Exercise your responsibilities carefully as the penalties for failure to do so can be severe.
– You are personally liable to the company for damages caused by your acts or omissions in the exercising of business functions and breaches of legal or contractual duties. In general, you will not be liable where the act or omission resulted from a previous shareholders’ resolution.
– You will be liable when the company’s assets become insufficient for the satisfaction of its creditors. But it should be noted that (i) such liability will only exist where the insufficiency of assets resulted from a breach of the legal or contractual provisions aimed at protecting the company’s creditors; and (ii) no presumption of guilt exists in this ambit – in other words, you will only be liable if the company’s creditors are able to prove that you acted with intent or, at least, negligently.
– Separately, you are liable for the tax debts of the company, when the company’s funds are not sufficient to meet them. Such liability being joint and several between yourself and the other directors, in respect of tax debts arising.
– In general, you will only be individually liable for breaches of health, safety and environmental law should the breach give rise to criminal offenses, such as causing environmental damage or human disease.
– It should be noted that you can be criminally liable for offences such as theft, fraud or extortion, among others, and are civilly liable to the company, the shareholders and third parties for the damages caused by criminal conduct.
Either the breach of duty itself, or the imposition of one of the sanctions described above, may lead to disciplinary action being taken against you and/ or limitations upon you being able to continue in your role.
Civil action can be brought against you by third parties. This liability is, in general, based on tort law, ie if you breach a legal or contractual provision that is aimed to protect third parties (against the loss occurred, if any) and on particular liability provisions (such as Section 56 paragraph 3 and Section 64 paragraph 2 of the Act on Limited Liability Companies).
Moreover, civil action can be brought against you by shareholders, too. In general, this liability is based on the same principles as for third parties, however, there are specific provisions which aim to protection shareholders (eg Section 26 of the Act on Limited Liability Companies).
Directors cannot limit their responsibilities unless a general meeting grants them full and unqualified discharge from their personal liabilities. Where there are multiple directors their duties can be allocated to one director. This director is then internally liable for all violations of these duties, however the other directors are still legally required to monitor the actions of the responsible director and might still be held liable for the decisions of the delegated director.
Within certain limits, the company can indemnify a director of his liability. However, this it is not possible for criminal charges or liabilities resulting from a director’s gross negligence or wilful misconduct.
The director can delegate duties to comply with administrative regulations (eg workers protection) to a special responsible representative. If these duties are delegated then the director is only liable under criminal law if he intentionally did not prevent the violation.
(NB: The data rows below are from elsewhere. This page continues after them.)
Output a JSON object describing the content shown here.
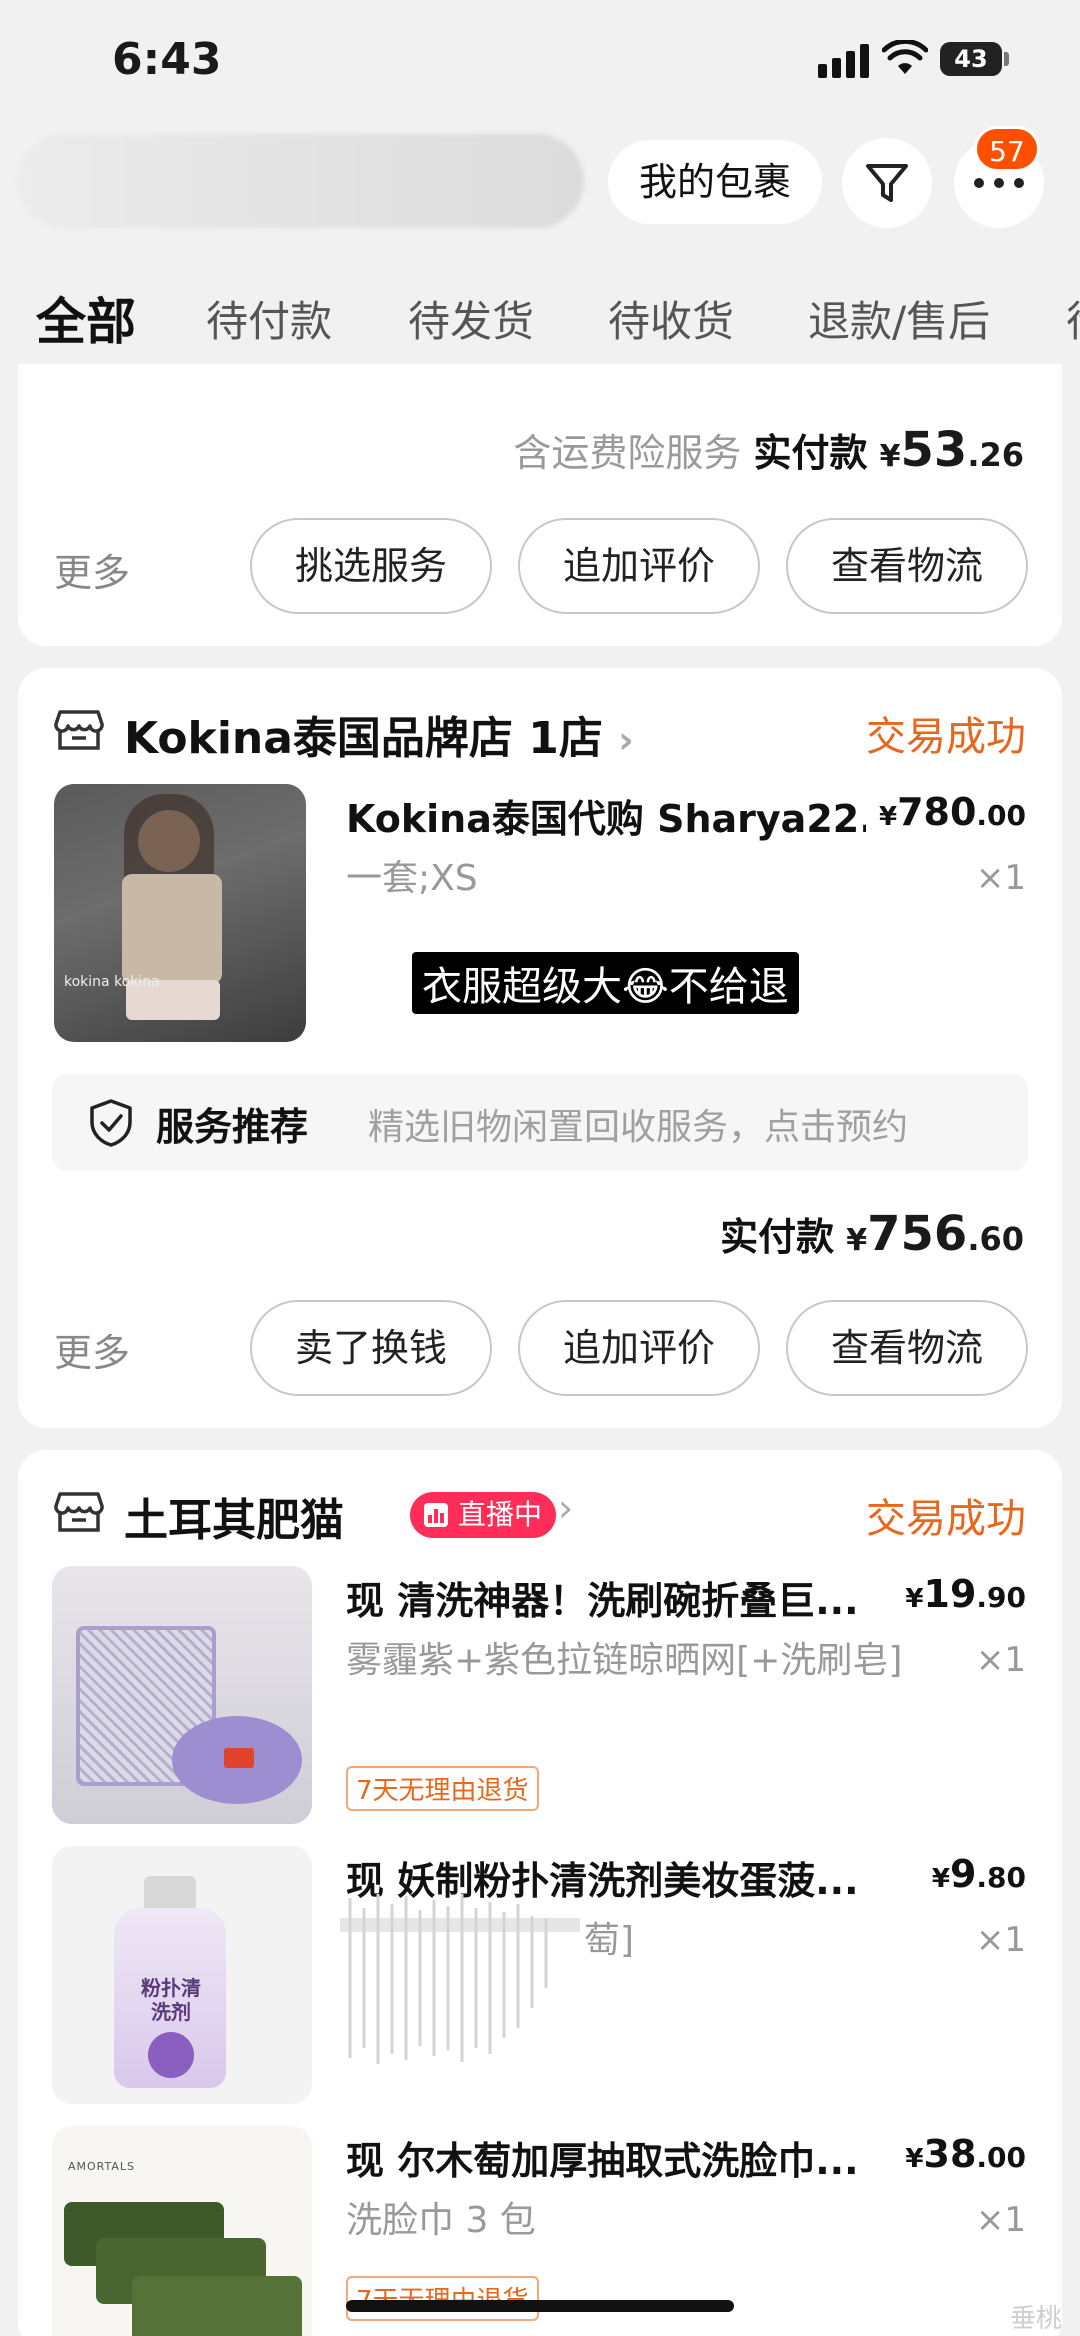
{
  "status_bar": {
    "time": "6:43",
    "battery": "43"
  },
  "header": {
    "packages_button": "我的包裹",
    "notification_count": "57"
  },
  "tabs": [
    "全部",
    "待付款",
    "待发货",
    "待收货",
    "退款/售后",
    "待"
  ],
  "order1": {
    "insurance_note": "含运费险服务",
    "paid_label": "实付款",
    "currency": "¥",
    "paid_int": "53",
    "paid_dec": ".26",
    "more": "更多",
    "buttons": [
      "挑选服务",
      "追加评价",
      "查看物流"
    ]
  },
  "order2": {
    "shop": "Kokina泰国品牌店 1店",
    "status": "交易成功",
    "item": {
      "title": "Kokina泰国代购 Sharya22...",
      "spec": "一套;XS",
      "currency": "¥",
      "price_int": "780",
      "price_dec": ".00",
      "qty": "×1",
      "thumb_text": "kokina kokina"
    },
    "caption": "衣服超级大😂不给退",
    "service": {
      "title": "服务推荐",
      "desc": "精选旧物闲置回收服务，点击预约"
    },
    "paid_label": "实付款",
    "currency": "¥",
    "paid_int": "756",
    "paid_dec": ".60",
    "more": "更多",
    "buttons": [
      "卖了换钱",
      "追加评价",
      "查看物流"
    ]
  },
  "order3": {
    "shop": "土耳其肥猫",
    "live_badge": "直播中",
    "status": "交易成功",
    "items": [
      {
        "title": "现 清洗神器！洗刷碗折叠巨...",
        "spec": "雾霾紫+紫色拉链晾晒网[+洗刷皂]",
        "price_int": "19",
        "price_dec": ".90",
        "qty": "×1",
        "tag": "7天无理由退货"
      },
      {
        "title": "现 妖制粉扑清洗剂美妆蛋菠...",
        "spec": "萄]",
        "price_int": "9",
        "price_dec": ".80",
        "qty": "×1",
        "bottle_text": "粉扑清洗剂"
      },
      {
        "title": "现 尔木萄加厚抽取式洗脸巾...",
        "spec": "洗脸巾 3 包",
        "price_int": "38",
        "price_dec": ".00",
        "qty": "×1",
        "tag": "7天无理由退货",
        "brand": "AMORTALS"
      }
    ],
    "currency": "¥"
  },
  "watermark": "垂桃",
  "colors": {
    "accent": "#ff5000",
    "status": "#e8671b",
    "live": "#ff2d58"
  }
}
If the director delegates certain duties to a third party, eg a book keeper, the director might be held liable where there has been irresponsibility in selecting the third party and/or a lack of appropriate monitoring of such third party.
Directors often obtain liability insurance coverage and it is usual for the company to pay the premium.